But many municipalities had their 2022 fees covered through federal relief. More than $50,000 of the county’s allotted American Rescue Plan Act (ARPA) dollars went toward covering dispatch center fees for South Charleston, Enon, Tremont City, Catawba, North Hampton, South Vienna and Donnelsville for their use of the county’s dispatch services this year.
German Twp. Police Department chief Mike Stitzel voiced concern over the fees when the tier-pricing model was approved in November 2021, saying based on 2020 data his office would be paying $26,000 in fees.
Stizel said German Twp.’s emergency services ultimately agreed to contract with the countywide dispatch center, but his department plans on continuing its use of Champaign County for LEADS entries to cut back on costs.
“We’re going to keep our costs with Clark County at an absolute minimum,” he said.
Dispatch fees will cut into funding pools that come from property taxes and citations, and Stitzel said he fears that will impact his salary fund.
“Calls for service” handled by the dispatch center will be charged to their respective agencies: calls that result in a law enforcement officer needing to mitigate an issue. Administrative calls will not result in charges, according to Clark County Sheriff’s Office Maj. Chris Clark.
The county is footing 75% of the costs for the call center through its general fund, with village and township police agencies in the county expected to contribute roughly 25% of the cost.
Municipalities that have not contracted with the dispatch center as of this week are Tremont City, North Hampton and Donnelsville, according to Clark.

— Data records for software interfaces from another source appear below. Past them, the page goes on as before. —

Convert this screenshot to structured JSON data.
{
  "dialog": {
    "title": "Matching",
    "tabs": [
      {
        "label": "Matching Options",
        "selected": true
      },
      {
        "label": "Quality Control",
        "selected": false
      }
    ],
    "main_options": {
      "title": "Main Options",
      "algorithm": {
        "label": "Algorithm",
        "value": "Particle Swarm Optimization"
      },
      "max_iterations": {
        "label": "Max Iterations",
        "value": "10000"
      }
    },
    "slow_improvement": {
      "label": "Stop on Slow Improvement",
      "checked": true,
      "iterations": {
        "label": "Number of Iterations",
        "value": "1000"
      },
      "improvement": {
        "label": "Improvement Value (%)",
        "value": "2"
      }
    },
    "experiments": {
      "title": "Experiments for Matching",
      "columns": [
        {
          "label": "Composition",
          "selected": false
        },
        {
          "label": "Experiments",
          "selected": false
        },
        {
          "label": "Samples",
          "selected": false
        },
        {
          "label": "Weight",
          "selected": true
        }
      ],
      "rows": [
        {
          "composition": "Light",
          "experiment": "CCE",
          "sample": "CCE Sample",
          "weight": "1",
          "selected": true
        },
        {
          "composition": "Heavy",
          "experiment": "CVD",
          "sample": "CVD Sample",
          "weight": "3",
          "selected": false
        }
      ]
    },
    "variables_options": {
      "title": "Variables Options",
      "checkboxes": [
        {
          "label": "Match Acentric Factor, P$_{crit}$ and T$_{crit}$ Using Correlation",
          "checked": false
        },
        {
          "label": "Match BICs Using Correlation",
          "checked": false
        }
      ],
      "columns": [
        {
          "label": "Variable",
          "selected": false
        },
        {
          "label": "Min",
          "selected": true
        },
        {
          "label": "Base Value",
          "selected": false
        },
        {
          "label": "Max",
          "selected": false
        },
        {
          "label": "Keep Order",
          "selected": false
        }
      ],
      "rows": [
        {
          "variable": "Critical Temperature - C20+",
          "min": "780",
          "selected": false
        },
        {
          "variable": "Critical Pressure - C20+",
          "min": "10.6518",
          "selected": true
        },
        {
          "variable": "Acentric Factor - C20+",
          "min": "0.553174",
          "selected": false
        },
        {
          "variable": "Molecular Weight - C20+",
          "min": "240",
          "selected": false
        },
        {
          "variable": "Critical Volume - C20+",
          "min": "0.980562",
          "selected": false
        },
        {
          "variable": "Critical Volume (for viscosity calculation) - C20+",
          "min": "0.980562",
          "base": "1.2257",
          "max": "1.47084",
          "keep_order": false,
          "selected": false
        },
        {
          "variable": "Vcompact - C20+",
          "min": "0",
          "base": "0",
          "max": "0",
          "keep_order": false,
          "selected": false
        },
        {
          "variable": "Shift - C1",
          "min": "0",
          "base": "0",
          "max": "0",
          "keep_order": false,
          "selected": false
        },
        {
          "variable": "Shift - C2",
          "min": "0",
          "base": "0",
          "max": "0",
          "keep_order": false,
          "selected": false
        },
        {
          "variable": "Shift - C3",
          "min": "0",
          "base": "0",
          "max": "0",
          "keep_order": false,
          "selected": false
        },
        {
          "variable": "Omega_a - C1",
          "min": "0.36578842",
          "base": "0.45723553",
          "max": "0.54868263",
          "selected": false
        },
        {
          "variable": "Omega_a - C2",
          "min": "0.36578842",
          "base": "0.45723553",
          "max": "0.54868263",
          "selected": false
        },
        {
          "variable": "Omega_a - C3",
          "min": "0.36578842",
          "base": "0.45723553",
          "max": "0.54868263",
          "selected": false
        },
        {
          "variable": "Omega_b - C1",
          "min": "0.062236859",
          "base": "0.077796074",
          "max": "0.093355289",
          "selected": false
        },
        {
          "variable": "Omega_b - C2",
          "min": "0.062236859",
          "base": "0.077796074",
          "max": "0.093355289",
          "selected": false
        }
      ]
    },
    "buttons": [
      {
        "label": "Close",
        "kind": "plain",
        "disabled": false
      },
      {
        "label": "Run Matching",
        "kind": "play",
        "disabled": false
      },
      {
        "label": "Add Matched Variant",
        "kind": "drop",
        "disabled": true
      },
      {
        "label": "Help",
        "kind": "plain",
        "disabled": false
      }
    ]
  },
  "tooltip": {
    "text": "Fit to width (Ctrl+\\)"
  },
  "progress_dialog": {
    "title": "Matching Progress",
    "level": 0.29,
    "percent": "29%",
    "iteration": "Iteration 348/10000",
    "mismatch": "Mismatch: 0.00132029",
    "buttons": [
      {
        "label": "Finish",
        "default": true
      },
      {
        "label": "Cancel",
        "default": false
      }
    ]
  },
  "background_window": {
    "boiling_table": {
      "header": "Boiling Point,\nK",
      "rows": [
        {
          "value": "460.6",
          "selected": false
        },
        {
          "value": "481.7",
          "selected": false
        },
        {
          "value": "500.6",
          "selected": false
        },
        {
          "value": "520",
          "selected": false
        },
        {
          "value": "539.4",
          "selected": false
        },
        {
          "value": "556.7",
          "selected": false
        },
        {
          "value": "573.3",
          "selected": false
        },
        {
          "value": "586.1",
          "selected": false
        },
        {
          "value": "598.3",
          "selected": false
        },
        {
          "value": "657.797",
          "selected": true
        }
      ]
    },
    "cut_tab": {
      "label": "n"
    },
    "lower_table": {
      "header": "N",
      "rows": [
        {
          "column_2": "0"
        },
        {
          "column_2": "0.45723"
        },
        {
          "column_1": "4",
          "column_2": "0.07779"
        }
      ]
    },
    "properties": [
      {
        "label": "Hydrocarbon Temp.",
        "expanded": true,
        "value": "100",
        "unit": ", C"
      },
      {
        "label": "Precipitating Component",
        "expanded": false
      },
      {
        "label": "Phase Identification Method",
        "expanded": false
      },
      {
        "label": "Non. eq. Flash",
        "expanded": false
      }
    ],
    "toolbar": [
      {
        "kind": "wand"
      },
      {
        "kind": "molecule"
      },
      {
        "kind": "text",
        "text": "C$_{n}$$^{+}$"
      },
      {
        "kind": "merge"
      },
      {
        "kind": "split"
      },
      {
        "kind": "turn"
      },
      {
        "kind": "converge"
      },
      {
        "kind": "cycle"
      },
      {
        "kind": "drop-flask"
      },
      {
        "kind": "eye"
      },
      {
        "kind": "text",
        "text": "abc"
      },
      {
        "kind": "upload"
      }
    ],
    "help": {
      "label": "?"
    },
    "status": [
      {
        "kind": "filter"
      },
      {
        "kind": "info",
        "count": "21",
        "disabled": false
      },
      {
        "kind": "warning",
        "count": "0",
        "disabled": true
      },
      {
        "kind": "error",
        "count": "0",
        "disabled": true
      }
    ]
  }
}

The Clark County Sheriff’s Office will manage the $5 million, 7,000-square-foot dispatch center, office and training facility. The center will be located on Home Road, in the former Clark County Department of Job and Family Services Children’s Home once it opens next year.
Clark said the center is on track to open in March 2023 but has not been given a definitive date by its vendor, Motorola.
Supply chain issues caused some delay in its opening, but the dispatch center had the majority of equipment already purchased and shipped in by 2019, Clark said. Issues with AT&T and phone services caused further delay. The county is also working to merge its network infrastructure with that of the center.
The addition of printers to cars, ensuring connectivity between vehicles and the center, the set-up of workstations at the 911 center and more are to come before the center goes live, said Clark.
As of this week, Motorola is preparing certain Clark County employees as trainers for the dispatch center systems, so the trainers can then train their own personnel.
“It’s a very customizable system so that it allows us, if there’s something we don’t like, to make a change here, change there,” Clark said.
A combined dispatch center for the county has been in talks for decades, and Clark County announced in 2017 that it would build the 911 dispatch center that will allow residents to text, send pictures and videos to dispatchers.
The center will also put the county in accordance with Ohio’s Next Generation 911 requirement that calls for dispatch services to become more advanced.